▶ Required action:
Search the entries below for "Library", and copy each line where it appears.

▶ Material provided:
********

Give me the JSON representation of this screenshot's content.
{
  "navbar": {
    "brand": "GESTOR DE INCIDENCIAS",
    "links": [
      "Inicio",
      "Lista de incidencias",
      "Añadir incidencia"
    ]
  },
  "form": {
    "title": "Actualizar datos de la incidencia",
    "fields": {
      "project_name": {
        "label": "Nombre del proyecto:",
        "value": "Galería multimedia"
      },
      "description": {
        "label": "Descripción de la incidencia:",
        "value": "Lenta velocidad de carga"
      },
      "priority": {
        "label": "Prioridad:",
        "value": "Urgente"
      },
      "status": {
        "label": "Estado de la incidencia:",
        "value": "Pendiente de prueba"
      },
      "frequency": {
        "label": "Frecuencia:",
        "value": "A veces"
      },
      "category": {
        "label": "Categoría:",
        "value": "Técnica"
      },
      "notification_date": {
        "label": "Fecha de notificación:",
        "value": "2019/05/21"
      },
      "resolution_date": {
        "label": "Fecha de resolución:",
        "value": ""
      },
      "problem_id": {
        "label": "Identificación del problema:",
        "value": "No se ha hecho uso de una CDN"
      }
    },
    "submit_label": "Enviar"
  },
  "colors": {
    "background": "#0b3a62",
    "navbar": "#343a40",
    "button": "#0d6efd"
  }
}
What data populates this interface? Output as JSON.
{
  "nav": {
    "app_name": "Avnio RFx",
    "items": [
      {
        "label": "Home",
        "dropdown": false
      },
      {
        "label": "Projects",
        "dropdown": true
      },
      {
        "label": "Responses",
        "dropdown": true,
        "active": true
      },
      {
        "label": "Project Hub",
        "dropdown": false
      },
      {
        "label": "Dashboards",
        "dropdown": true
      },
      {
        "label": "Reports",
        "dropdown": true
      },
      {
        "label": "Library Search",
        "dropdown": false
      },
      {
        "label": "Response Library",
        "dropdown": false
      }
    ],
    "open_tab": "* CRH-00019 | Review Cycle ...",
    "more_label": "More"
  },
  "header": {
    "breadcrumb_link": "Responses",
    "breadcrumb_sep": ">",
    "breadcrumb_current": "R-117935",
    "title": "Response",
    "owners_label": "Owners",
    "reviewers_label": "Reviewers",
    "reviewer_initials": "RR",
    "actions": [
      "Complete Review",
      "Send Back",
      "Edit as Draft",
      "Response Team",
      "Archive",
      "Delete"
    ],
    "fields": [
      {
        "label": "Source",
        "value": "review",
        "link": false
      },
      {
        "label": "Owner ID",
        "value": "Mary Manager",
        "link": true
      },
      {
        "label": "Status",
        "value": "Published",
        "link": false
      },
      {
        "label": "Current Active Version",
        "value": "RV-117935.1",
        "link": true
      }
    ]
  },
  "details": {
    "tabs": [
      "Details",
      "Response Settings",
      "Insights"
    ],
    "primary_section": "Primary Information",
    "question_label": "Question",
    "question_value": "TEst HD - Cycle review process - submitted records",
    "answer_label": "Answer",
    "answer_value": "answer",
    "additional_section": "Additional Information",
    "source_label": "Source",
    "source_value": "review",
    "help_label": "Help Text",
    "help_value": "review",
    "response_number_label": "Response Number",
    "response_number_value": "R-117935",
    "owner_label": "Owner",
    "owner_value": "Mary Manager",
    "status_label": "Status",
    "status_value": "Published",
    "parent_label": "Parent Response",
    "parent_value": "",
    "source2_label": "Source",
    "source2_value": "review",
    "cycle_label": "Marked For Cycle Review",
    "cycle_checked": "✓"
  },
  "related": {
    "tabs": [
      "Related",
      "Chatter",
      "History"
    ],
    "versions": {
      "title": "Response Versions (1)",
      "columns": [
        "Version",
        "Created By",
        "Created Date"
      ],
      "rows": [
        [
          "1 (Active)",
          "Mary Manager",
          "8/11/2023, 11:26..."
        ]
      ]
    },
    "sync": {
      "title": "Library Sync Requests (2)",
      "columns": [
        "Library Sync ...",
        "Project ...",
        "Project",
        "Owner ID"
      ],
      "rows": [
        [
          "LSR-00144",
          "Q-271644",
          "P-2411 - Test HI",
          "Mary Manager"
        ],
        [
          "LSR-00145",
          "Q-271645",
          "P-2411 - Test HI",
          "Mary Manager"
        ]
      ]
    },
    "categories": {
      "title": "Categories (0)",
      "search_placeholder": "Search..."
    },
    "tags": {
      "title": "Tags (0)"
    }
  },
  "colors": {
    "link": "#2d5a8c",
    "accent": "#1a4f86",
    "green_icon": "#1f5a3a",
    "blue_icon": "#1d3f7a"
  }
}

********

▶ Exercise solution:
        "label": "Library Search",
        "label": "Response Library",
      "title": "Library Sync Requests (2)",
        "Library Sync ...",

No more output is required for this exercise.